Within the enterprise, data-sharing fosters a similar culture of collaboration. Giving data science teams larger, more complete data sets results in more innovative projects based on machine learning and artificial intelligence. Afterall, if you don’t have a good data strategy, then you don’t have an AI strategy.
Starburst’s modern data analytics platform unlocks the potential of enterprise data by addressing the three challenges of data sharing.
Rather than creating yet another centralized data repository, Starburst unifies the organization’s disparate data sources within a virtual data access layer. This single point of access lets data consumers tap into sources in every business domain without engineering support. Freed from routine support and maintenance duties, data teams can focus their pipeline development efforts on more complex data projects.
Starburst’s virtualized access layer streamlines security and compliance enforcement. Companies can implement extremely granular role-based and attribute-based access controls. Users only see the schema, tables, rows, and columns they need to see. This fine-grained control simplifies the enforcement of data privacy policies.
At the same time, Starburst makes it easier to monitor compliance. Activity logs document user behavior as well as changes to access policies.
Storage vendors use their implementations of SQL to make their services stickier. A pipeline developed to process data in one service is not easily recycled for another. As a result, data pipeline investments bind companies to their storage vendors.
Starburst prevents vendor lock-in by offering more than fifty connectors to enterprise-class data lakes, relational databases, and other data sources.

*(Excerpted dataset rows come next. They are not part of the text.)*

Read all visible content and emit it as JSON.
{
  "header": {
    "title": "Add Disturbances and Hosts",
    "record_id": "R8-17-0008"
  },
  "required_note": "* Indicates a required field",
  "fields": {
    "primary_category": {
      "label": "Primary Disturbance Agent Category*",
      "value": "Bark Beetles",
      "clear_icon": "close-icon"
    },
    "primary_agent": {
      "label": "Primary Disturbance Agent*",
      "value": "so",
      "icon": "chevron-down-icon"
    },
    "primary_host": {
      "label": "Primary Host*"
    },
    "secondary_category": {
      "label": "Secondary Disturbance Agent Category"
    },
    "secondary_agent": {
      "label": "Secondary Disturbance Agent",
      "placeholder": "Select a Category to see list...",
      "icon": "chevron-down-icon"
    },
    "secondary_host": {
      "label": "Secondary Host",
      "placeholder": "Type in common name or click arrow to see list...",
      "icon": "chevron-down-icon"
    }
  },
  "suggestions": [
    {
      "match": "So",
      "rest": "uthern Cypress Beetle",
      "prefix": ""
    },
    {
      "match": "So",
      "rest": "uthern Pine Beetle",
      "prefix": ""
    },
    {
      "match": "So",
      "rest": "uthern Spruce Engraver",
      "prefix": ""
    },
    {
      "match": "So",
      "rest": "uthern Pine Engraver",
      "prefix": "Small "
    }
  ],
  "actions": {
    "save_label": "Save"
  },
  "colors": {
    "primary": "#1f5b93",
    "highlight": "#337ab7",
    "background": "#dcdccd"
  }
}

Abstracting sources as varied as Snowflake, IBM DB2, and Redshift within a unified access layer lets analysts and engineers use the SQL tools they already know to create vendor-agnostic data products.
Up to $500 in usage credits included